    2 memory is in bytes: 256Mi represents 268435456 bytes (256 * 2 ^ 20).
    3 ephemeral-storage is in bytes: 1Gi represents 1073741824 bytes (2 ^ 30). This applies only if your cluster administrator enabled the ephemeral storage technology preview.

    However, if a quota has been defined for your project, one of the following two items is required:

    • A resources section set with an explicit requests:

        type: "Recreate"
        resources:
          requests: (1)
            cpu: "100m"
            memory: "256Mi"
            ephemeral-storage: "1Gi"
      1 The requests object contains the list of resources that correspond to the list of resources in the quota.
    • A limit range defined in your project, where the defaults from the LimitRange object apply to Pods created during the deployment process.

    To set deployment resources, choose one of the above options. Otherwise, deploy Pod creation fails, citing a failure to satisfy quota.

Scaling manually

In addition to rollbacks, you can exercise fine-grained control over the number of replicas by manually scaling them.

Pods can also be autoscaled using the oc autoscale command.

Procedure
  1. To manually scale a DeploymentConfig, use the oc scale command. For example, the following command sets the replicas in the frontend DeploymentConfig to 3.

    $ oc scale dc frontend --replicas=3

    The number of replicas eventually propagates to the desired and current state of the deployment configured by the DeploymentConfig frontend.

Accessing private repositories from DeploymentConfigs

You can add a Secret to your DeploymentConfig so that it can access images from a private repository. This procedure shows the OpenShift Dedicated web console method.

Procedure
  1. Create a new project.

  2. From the Workloads page, create a Secret that contains credentials for accessing a private image repository.

  3. Create a DeploymentConfig.

  4. On the DeploymentConfig editor page, set the Pull Secret and save your changes.

Running a Pod with a different service account

You can run a Pod with a service account other than the default.

Procedure
  1. Edit the DeploymentConfig:

    $ oc edit dc/<deployment_config>
  2. Add the serviceAccount and serviceAccountName parameters to the spec field, and specify the service account you want to use:

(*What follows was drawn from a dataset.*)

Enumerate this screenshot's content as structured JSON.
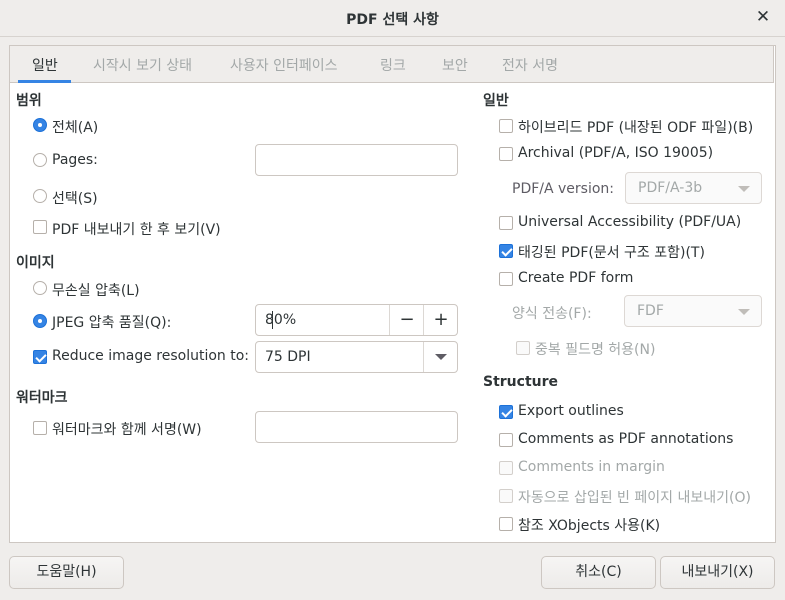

    spec:
      securityContext: {}
      serviceAccount: <service_account>
      serviceAccountName: <service_account>